WHAT IS EXPECTED:
Return every line below exactly.

DATA FOR ANALYSIS:

⁂

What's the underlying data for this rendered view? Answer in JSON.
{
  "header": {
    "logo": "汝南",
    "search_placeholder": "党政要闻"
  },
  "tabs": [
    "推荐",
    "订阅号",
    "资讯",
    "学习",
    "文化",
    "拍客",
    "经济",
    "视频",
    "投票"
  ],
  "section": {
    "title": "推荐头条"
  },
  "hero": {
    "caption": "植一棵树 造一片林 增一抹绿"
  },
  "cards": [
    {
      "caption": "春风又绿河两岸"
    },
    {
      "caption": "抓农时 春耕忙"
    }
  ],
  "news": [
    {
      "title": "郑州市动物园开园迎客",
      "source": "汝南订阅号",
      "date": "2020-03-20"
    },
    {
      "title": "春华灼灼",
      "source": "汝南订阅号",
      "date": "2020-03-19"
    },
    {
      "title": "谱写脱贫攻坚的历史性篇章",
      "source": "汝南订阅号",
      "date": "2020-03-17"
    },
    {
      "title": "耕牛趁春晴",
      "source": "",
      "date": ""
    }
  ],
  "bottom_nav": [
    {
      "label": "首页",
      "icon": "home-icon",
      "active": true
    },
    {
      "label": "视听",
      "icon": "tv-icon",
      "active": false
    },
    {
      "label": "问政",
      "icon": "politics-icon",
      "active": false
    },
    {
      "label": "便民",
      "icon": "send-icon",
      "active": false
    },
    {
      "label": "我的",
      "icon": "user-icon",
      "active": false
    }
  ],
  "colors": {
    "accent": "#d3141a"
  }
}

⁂

SOLVED PROBLEM:
What's the underlying data for this rendered view? Answer in JSON.
{
  "header": {
    "logo": "汝南",
    "search_placeholder": "党政要闻"
  },
  "tabs": [
    "推荐",
    "订阅号",
    "资讯",
    "学习",
    "文化",
    "拍客",
    "经济",
    "视频",
    "投票"
  ],
  "section": {
    "title": "推荐头条"
  },
  "hero": {
    "caption": "植一棵树 造一片林 增一抹绿"
  },
  "cards": [
    {
      "caption": "春风又绿河两岸"
    },
    {
      "caption": "抓农时 春耕忙"
    }
  ],
  "news": [
    {
      "title": "郑州市动物园开园迎客",
      "source": "汝南订阅号",
      "date": "2020-03-20"
    },
    {
      "title": "春华灼灼",
      "source": "汝南订阅号",
      "date": "2020-03-19"
    },
    {
      "title": "谱写脱贫攻坚的历史性篇章",
      "source": "汝南订阅号",
      "date": "2020-03-17"
    },
    {
      "title": "耕牛趁春晴",
      "source": "",
      "date": ""
    }
  ],
  "bottom_nav": [
    {
      "label": "首页",
      "icon": "home-icon",
      "active": true
    },
    {
      "label": "视听",
      "icon": "tv-icon",
      "active": false
    },
    {
      "label": "问政",
      "icon": "politics-icon",
      "active": false
    },
    {
      "label": "便民",
      "icon": "send-icon",
      "active": false
    },
    {
      "label": "我的",
      "icon": "user-icon",
      "active": false
    }
  ],
  "colors": {
    "accent": "#d3141a"
  }
}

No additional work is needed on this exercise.